The stock market fell on Thursday as investors digested the weak economic data from China and Germany.
The bellwether Philippine Stock Exchange index dropped to as low as 7,624 in intraday trading before closing at 7,828.86, 0.38 percent or 29.79 points lower than Wednesday’s 7,858.65. The wider All Shares dropped by 0.47 percent or 22.57 points to end at 4,746.35.
“Local shares opened sharply lower, before finishing just 30 points down as weak economic data from China [and] GDP (gross domestic product) contraction in Germany,” Regina Capital Development Corp. head of sales Luis Limlingan said.
China’s economy showed further signs of strain in July, with industrial output falling to 4.8 percent in the month from 6.3 percent in June — its lowest level in 17 years — while investment and retail sales also slowed.
These figures are the latest highlighting how the world’s second-largest economy is being battered by an escalating trade war with the United States and weak global demand.
Trade tensions between Washington and Beijing — which began more than a year ago, when US President Donald Trump publicly accused China of engaging in unfair trade practices — saw the two imposing tit-for-tat tariffs worth billions of dollars on each others’ goods.
Negotiations between the two sides to resolve the tensions stalled in May. Trump and his Chinese counterpart Xi Jinping agreed to a truce during a Group of 20 meeting in Osaka, Japan, in late June. American and Chinese trade negotiators met in late July with little progress made. Early this month, Trump announced new tariffs after alleging that China had reneged on its promise to buy US agricultural goods.
Beijing suspended these purchases in response, and saw its currency weaken — a move the US government said was deliberate.
Meanwhile, Germany’s economy contracted in the second quarter, highlighting its vulnerability to trade tensions and stoking debate on higher government spending.
Its shrinkage of 0.1 percent meant the economy lost significant momentum, compared with the 0.4-percent growth seen from January to March.
“The global market sentiment continues to deteriorate, and we are seeing the effects all over the world. Foreign investors continue to flee our market, while local investors are doing their best from keeping it from a total meltdown,” AAA Equities head of research Christoper Mangun said, pegging the support level at 7,750.
US markets were down, with the Dow Jones recording the deepest drop at 3.05 percent, followed by Nasdaq and S&P 500 at 3.02 percent and 2.93 percent, respectively.

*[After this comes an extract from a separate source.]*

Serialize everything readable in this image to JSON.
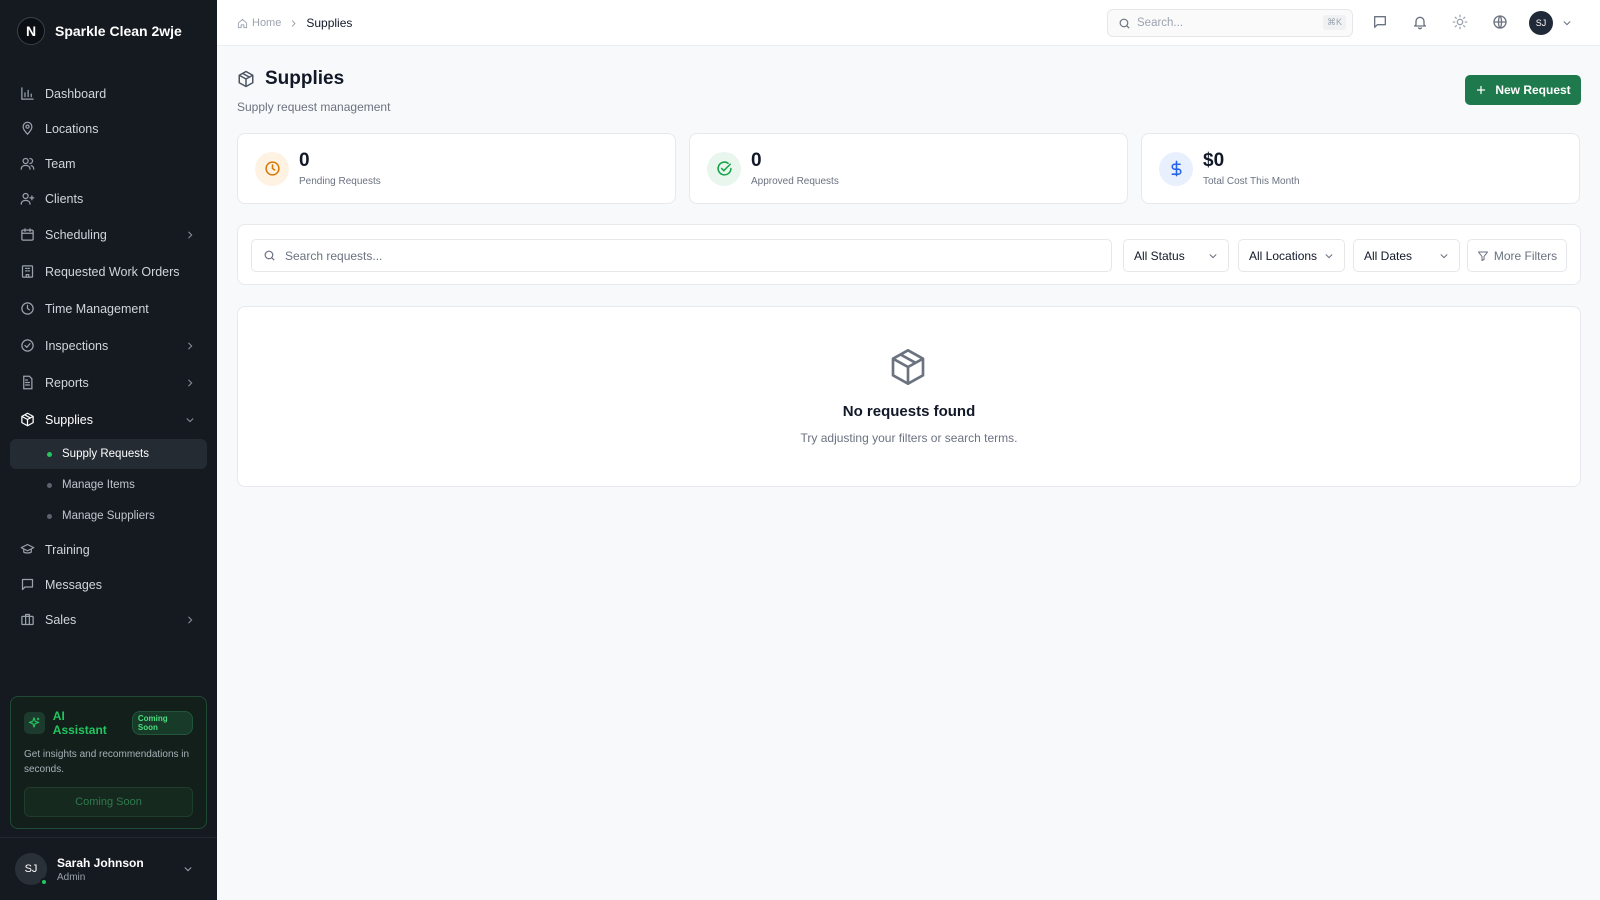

Asian markets were mixed. Shanghai, Hong Kong and Seoul went up by 0.25 percent, 0.67 percent and 0.65 percent respectively. In contrast, Tokyo, Jakarta, Singapore and Thailand dropped by 1.21 percent, 0.72 percent, 1.37 percent and 0.68 percent, respectively. (See related story on B4)
In Manila, holding firms rose by 0.63 percent, bucking all the sectors that nearly ended in a bloodbath.
Volume turnover reached 789 million, amounting to P11.81 billion.
Losers led winners, 149-54, while 42 issues were unchanged.
WITH A REPORT FROM AFP